Step 4: The Importance of Clinical Evidence in your CER Writing
As discussed earlier, the EU MDR does not allow for grandfathering of products, regardless of whether a device has been on the market for over 20 years and no complaint has been filed. A brand new application for CE marking must be submitted, providing clinical evidence to demonstrate the safety and effectiveness of the device. This means your Clinical Evaluation Report (CER) must be in order.
Manufacturers should not delay in gathering the clinical evidence before the EU MDR deadline (or after the extension period expires for eligible devices), every Class I device that does not comply with the new requirements will need to be recalled. In such a case, ces as Im. However, no significant changes to the design and intended purcollection of the clinical evidence necessary to file the new technical documentation required by the regulation becomes impossible. By complying early, manufacturers can use the existing post-market data or plan a post-market study to collect and submit clinical evidence with their technical documentation.
Step 5: Quality Management System
Since the EU MDR states that the Quality Management System (QMS) should be proportional to the risk class and type of device, Class I devices don’t need a very detailed system. However it must still meet the minimum requirements defined in Article 10(9).
Manufacturers must document, maintain, keep up to date, and improve aQMS, which could be served by implementing a certified standard such as ISO 13485:2016.
Our Summary Thoughts
It is absolutely critical for manufacturers to understand whether their device has been up-classified sooner rather than later, else they may risk not being able to engage their NB in time. If the already overworked NBs are not able to review a late submission from manufacturers, it may block the right to sell on the EU market. For more information, please reference our EU MDR resources for free whitepapers, templates and transition guides.
Potential cash-flow issues could result from a delay in product release, coupled with damage to reputation and loss of market share to competitors. Thus, a delay in compliance is not an option for Class I manufacturers, especially for smaller businesses, in light of the adverse bull-whip effect that such a delay could cause.
We’re here to help!
Manufacturers who are feeling overwhelmed by the new requirements, and unsure about the steps to take should seek help from experienced regulatory and compliance professionals. Through an actionable and tailored road map for implementation, we can help point businesses in the right direction and assist them throughout the transition period.
The key takeaway here is that the work towards achieving compliance should be started well in time to meet the appropriate deadline. By acting now, and seeking the help of experts to break down the new guidelines and requirements, Class I manufacturers can not only make the path toward compliance smoother, but also minimize risks and prevent any impact to their bottom lines.

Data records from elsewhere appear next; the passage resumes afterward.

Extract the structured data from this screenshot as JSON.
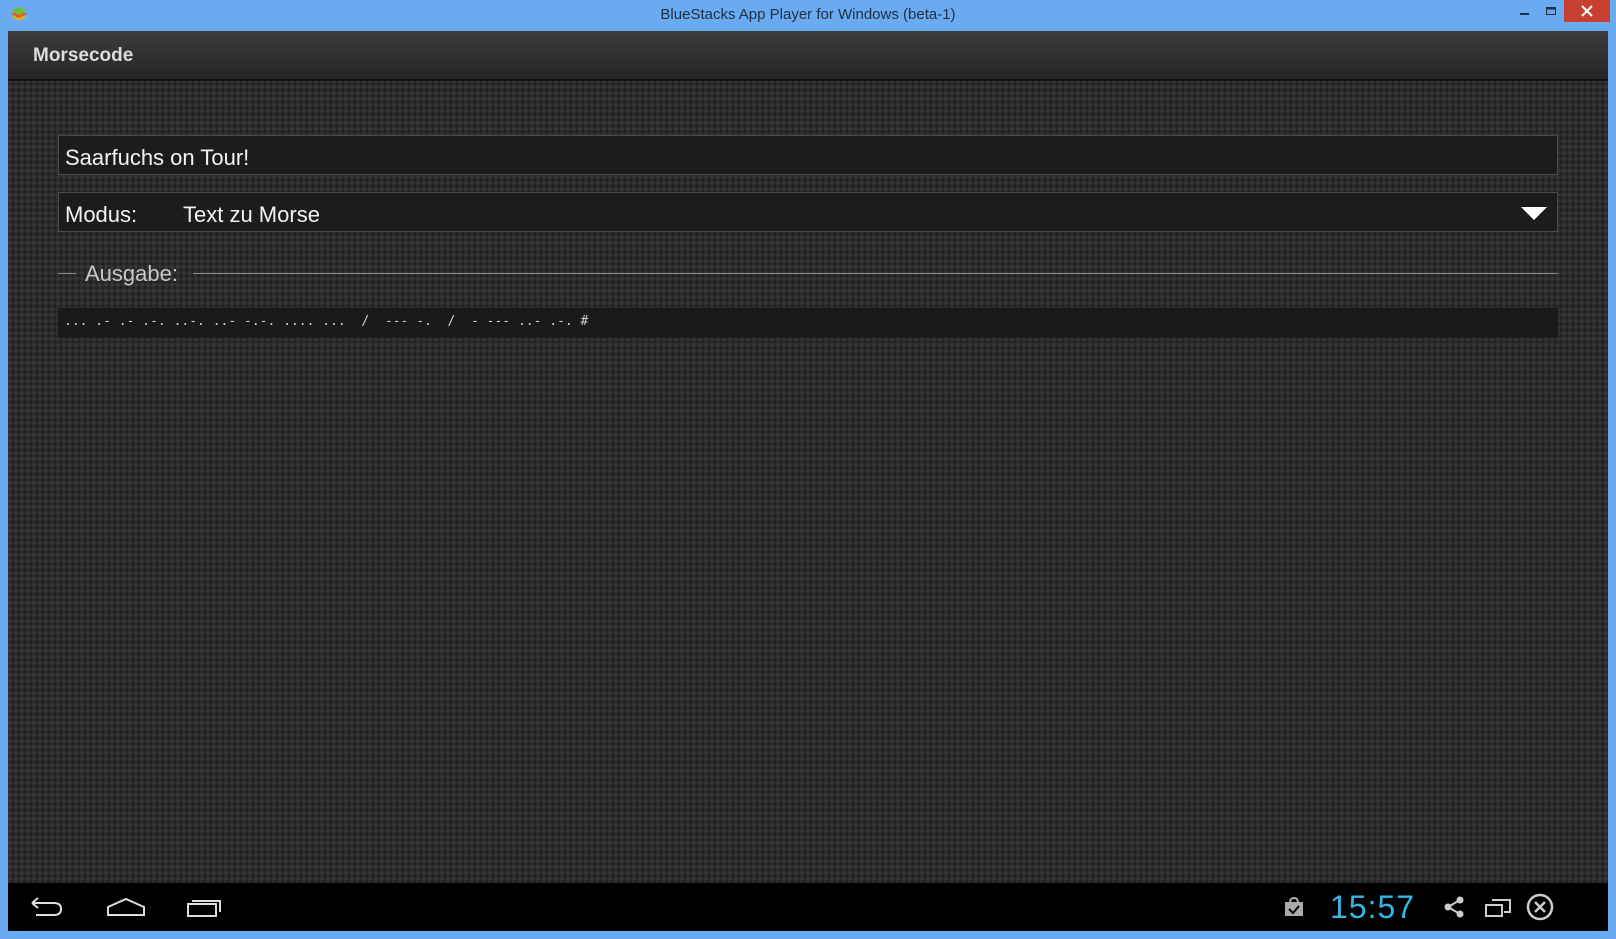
{
  "window": {
    "title": "BlueStacks App Player for Windows (beta-1)"
  },
  "app": {
    "title": "Morsecode"
  },
  "input": {
    "value": "Saarfuchs on Tour!"
  },
  "mode": {
    "label": "Modus:",
    "value": "Text zu Morse"
  },
  "output": {
    "header": "Ausgabe:",
    "text": "... .- .- .-. ..-. ..- -.-. .... ...  /  --- -.  /  - --- ..- .-. #"
  },
  "navbar": {
    "time": "15:57",
    "icons": [
      "back-icon",
      "home-icon",
      "recent-apps-icon",
      "store-icon",
      "share-icon",
      "window-icon",
      "close-app-icon"
    ]
  },
  "colors": {
    "titlebar": "#6aaaf0",
    "clock": "#33b5e5",
    "close": "#c84031"
  }
}
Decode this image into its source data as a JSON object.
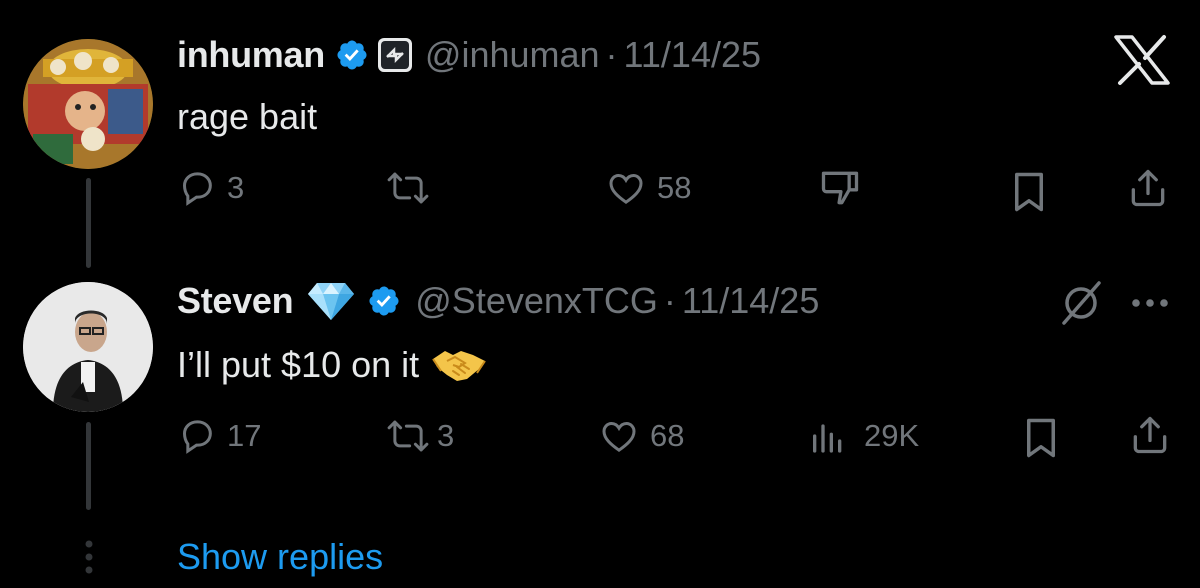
{
  "tweet1": {
    "display_name": "inhuman",
    "handle": "@inhuman",
    "separator": "·",
    "date": "11/14/25",
    "text": "rage bait",
    "actions": {
      "reply_count": "3",
      "like_count": "58"
    },
    "icons": [
      "reply-icon",
      "retweet-icon",
      "like-icon",
      "dislike-icon",
      "bookmark-icon",
      "share-icon",
      "x-logo-icon"
    ]
  },
  "tweet2": {
    "display_name": "Steven",
    "handle": "@StevenxTCG",
    "separator": "·",
    "date": "11/14/25",
    "text": "I’ll put $10 on it",
    "actions": {
      "reply_count": "17",
      "retweet_count": "3",
      "like_count": "68",
      "view_count": "29K"
    },
    "icons": [
      "reply-icon",
      "retweet-icon",
      "like-icon",
      "views-icon",
      "bookmark-icon",
      "share-icon",
      "grok-icon",
      "more-icon"
    ]
  },
  "show_replies_label": "Show replies",
  "colors": {
    "background": "#000000",
    "text": "#e7e9ea",
    "muted": "#71767b",
    "link": "#1d9bf0",
    "verified": "#1d9bf0",
    "thread_line": "#333639"
  }
}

Contact us today to get our free ‘Buyer’s Guide to PMS Services’ Whitepaper!